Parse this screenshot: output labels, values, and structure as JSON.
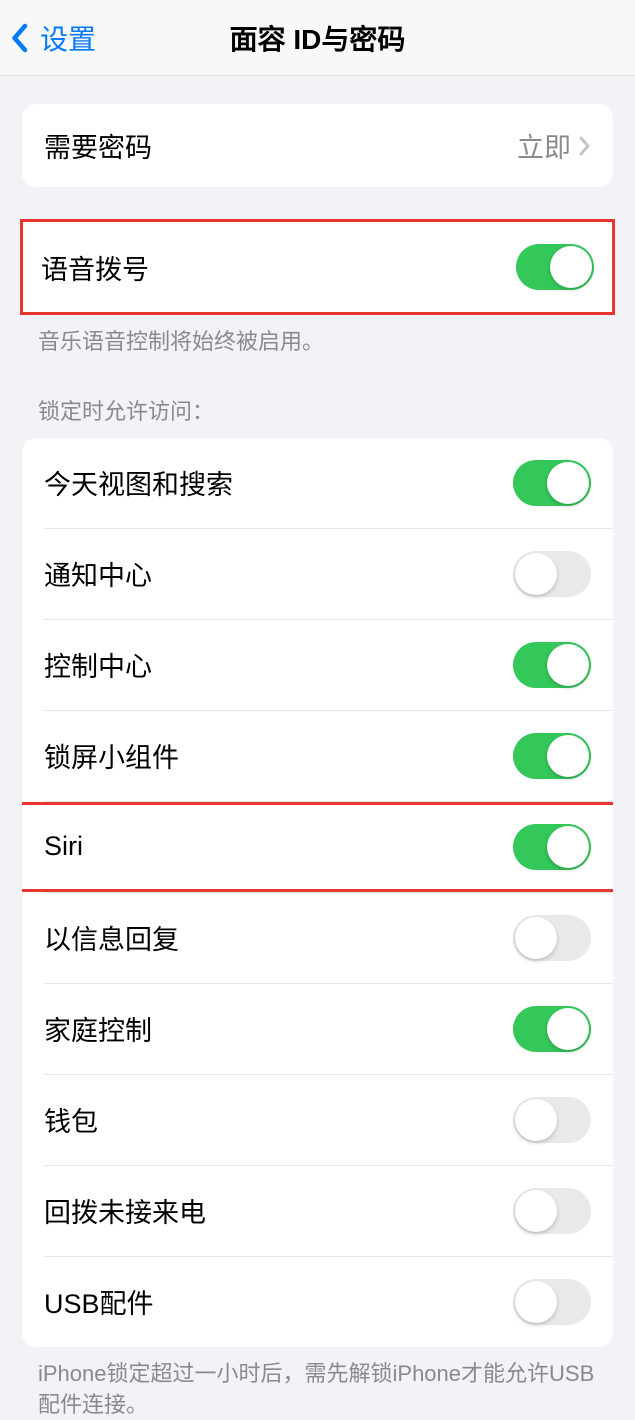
{
  "nav": {
    "back_label": "设置",
    "title": "面容 ID与密码"
  },
  "passcode_section": {
    "require_passcode_label": "需要密码",
    "require_passcode_value": "立即"
  },
  "voice_dial": {
    "label": "语音拨号",
    "footer": "音乐语音控制将始终被启用。",
    "enabled": true
  },
  "lock_access": {
    "header": "锁定时允许访问：",
    "items": [
      {
        "label": "今天视图和搜索",
        "enabled": true
      },
      {
        "label": "通知中心",
        "enabled": false
      },
      {
        "label": "控制中心",
        "enabled": true
      },
      {
        "label": "锁屏小组件",
        "enabled": true
      },
      {
        "label": "Siri",
        "enabled": true,
        "highlighted": true
      },
      {
        "label": "以信息回复",
        "enabled": false
      },
      {
        "label": "家庭控制",
        "enabled": true
      },
      {
        "label": "钱包",
        "enabled": false
      },
      {
        "label": "回拨未接来电",
        "enabled": false
      },
      {
        "label": "USB配件",
        "enabled": false
      }
    ],
    "footer": "iPhone锁定超过一小时后，需先解锁iPhone才能允许USB配件连接。"
  }
}
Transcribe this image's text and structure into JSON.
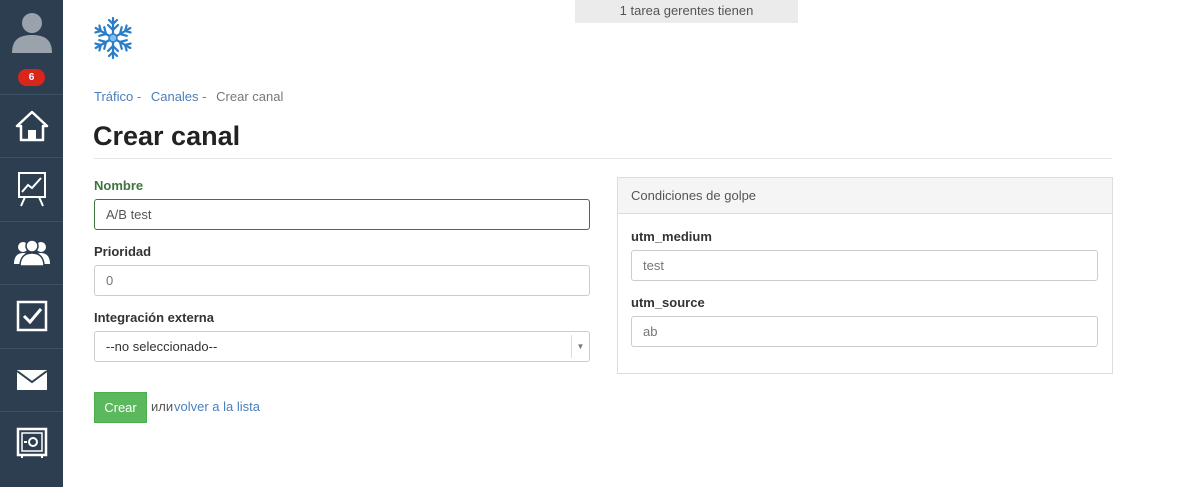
{
  "sidebar": {
    "badge_count": "6",
    "items": [
      {
        "icon": "home-icon"
      },
      {
        "icon": "chart-icon"
      },
      {
        "icon": "users-icon"
      },
      {
        "icon": "checkbox-icon"
      },
      {
        "icon": "mail-icon"
      },
      {
        "icon": "safe-icon"
      }
    ]
  },
  "notice": "1 tarea gerentes tienen",
  "breadcrumb": {
    "trafico": "Tráfico",
    "canales": "Canales",
    "current": "Crear canal",
    "separator": "-"
  },
  "page_title": "Crear canal",
  "form": {
    "nombre_label": "Nombre",
    "nombre_value": "A/B test",
    "prioridad_label": "Prioridad",
    "prioridad_placeholder": "0",
    "integracion_label": "Integración externa",
    "integracion_selected": "--no seleccionado--"
  },
  "panel": {
    "title": "Condiciones de golpe",
    "utm_medium_label": "utm_medium",
    "utm_medium_placeholder": "test",
    "utm_source_label": "utm_source",
    "utm_source_placeholder": "ab"
  },
  "actions": {
    "create_label": "Crear",
    "or_text": "или",
    "back_link": "volver a la lista"
  },
  "colors": {
    "sidebar_bg": "#2d3e50",
    "badge": "#d9261c",
    "link": "#4a7fbd",
    "success_green": "#5cb85c",
    "label_green": "#3c763d"
  }
}
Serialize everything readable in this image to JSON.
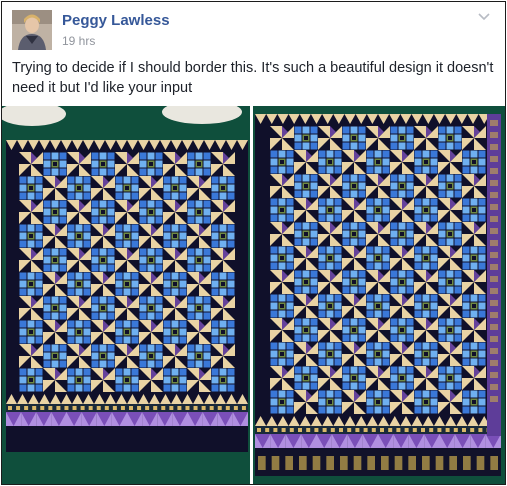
{
  "post": {
    "author": "Peggy Lawless",
    "timestamp": "19 hrs",
    "text": "Trying to decide if I should border this. It's such a beautiful design it doesn't need it but I'd like your input",
    "menu_icon": "chevron-down-icon",
    "avatar_icon": "profile-photo"
  },
  "photos": [
    {
      "subject": "quilt-without-border",
      "border": false
    },
    {
      "subject": "quilt-with-border",
      "border": true
    }
  ],
  "colors": {
    "author_link": "#365899",
    "timestamp": "#90949c",
    "body_text": "#1d2129",
    "carpet": "#0f4f3c",
    "quilt_navy": "#10102a",
    "quilt_blue": "#3a78d8",
    "quilt_cream": "#e9d3a4",
    "quilt_purple": "#7a4fb8",
    "quilt_olive": "#6f8a44"
  }
}
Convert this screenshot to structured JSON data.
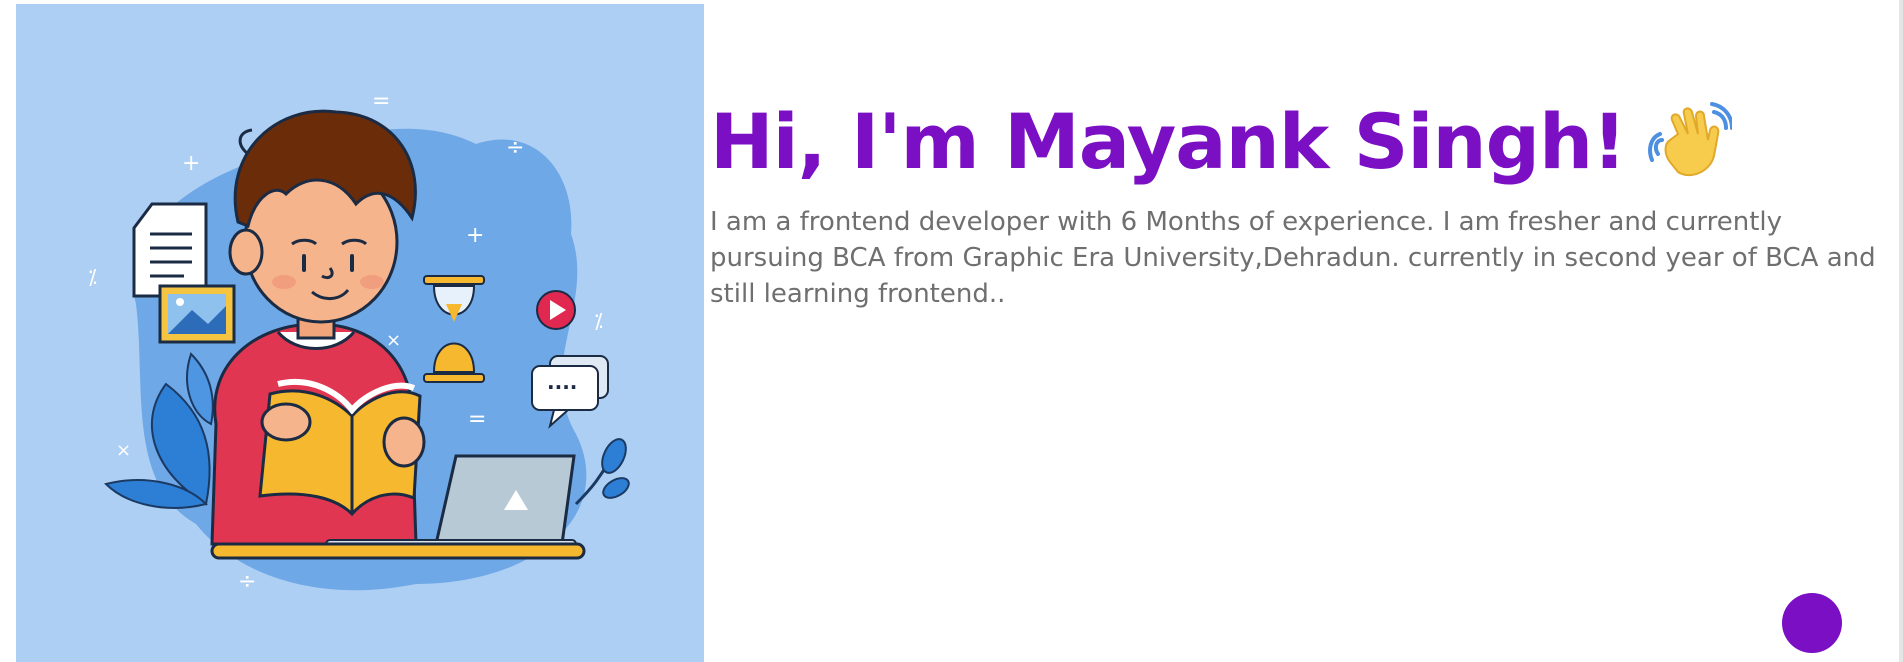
{
  "hero": {
    "title": "Hi, I'm Mayank Singh!",
    "wave_icon": "waving-hand-icon",
    "description": "I am a frontend developer with 6 Months of experience. I am fresher and currently pursuing BCA from Graphic Era University,Dehradun. currently in second year of BCA and still learning frontend.."
  },
  "illustration": {
    "subject": "student-reading-book-illustration",
    "message_bubble_text": "····"
  },
  "fab": {
    "icon": "circle-button-icon"
  },
  "colors": {
    "accent": "#7a0fc4",
    "body_text": "#6f6f6f",
    "illustration_bg": "#aecff4"
  }
}
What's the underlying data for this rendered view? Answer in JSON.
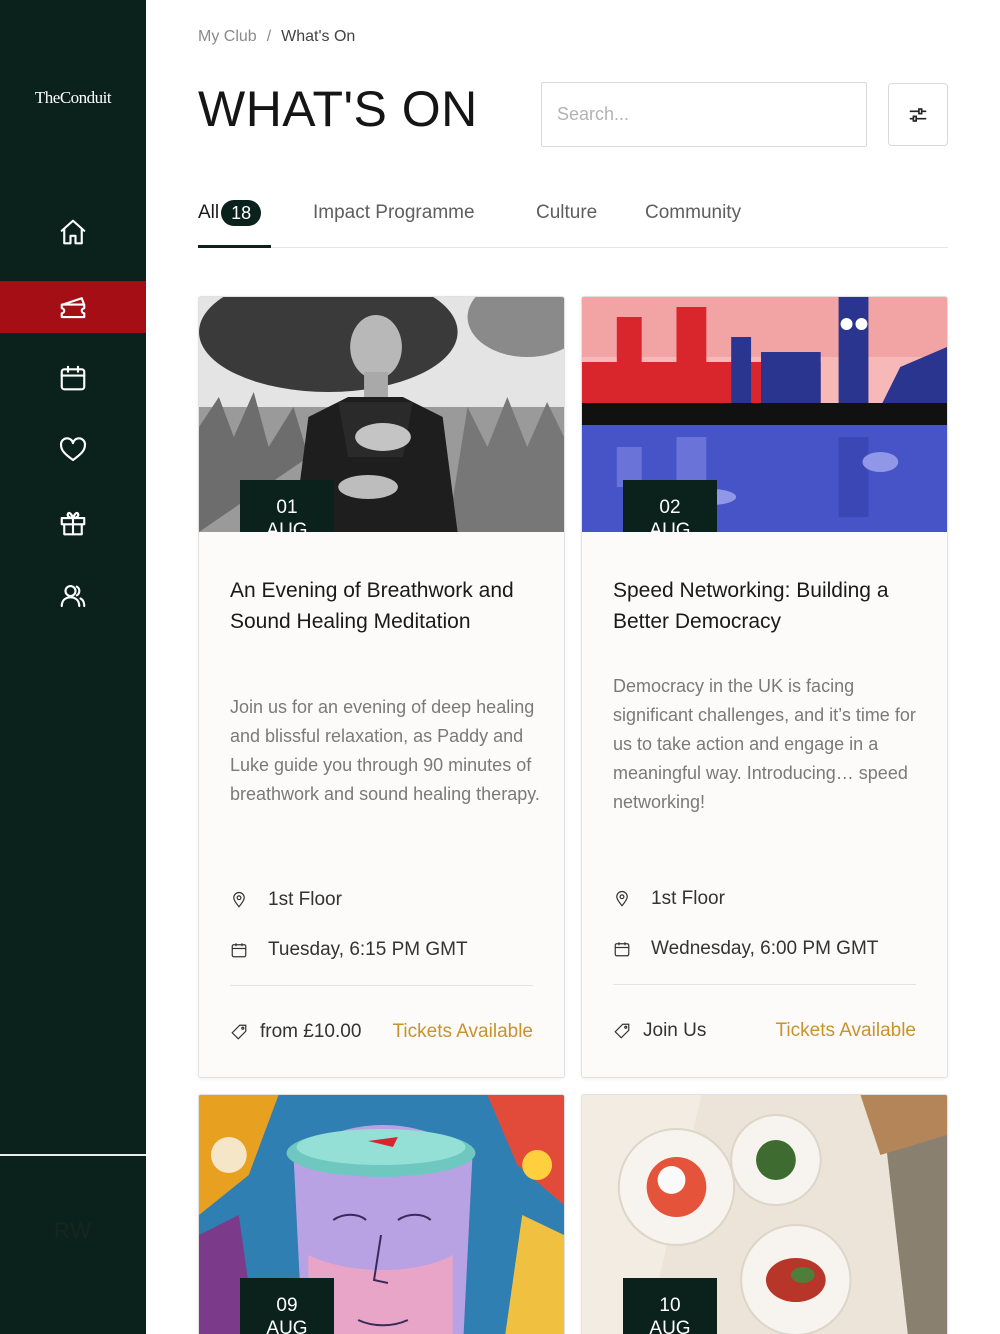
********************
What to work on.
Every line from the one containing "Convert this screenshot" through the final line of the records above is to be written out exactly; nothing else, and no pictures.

Solution below.
Convert this screenshot to structured JSON data.
{
  "hero": {
    "title": "Hi, I'm Mayank Singh!",
    "wave_icon": "waving-hand-icon",
    "description": "I am a frontend developer with 6 Months of experience. I am fresher and currently pursuing BCA from Graphic Era University,Dehradun. currently in second year of BCA and still learning frontend.."
  },
  "illustration": {
    "subject": "student-reading-book-illustration",
    "message_bubble_text": "····"
  },
  "fab": {
    "icon": "circle-button-icon"
  },
  "colors": {
    "accent": "#7a0fc4",
    "body_text": "#6f6f6f",
    "illustration_bg": "#aecff4"
  }
}
What's the underlying data for this rendered view? Answer in JSON.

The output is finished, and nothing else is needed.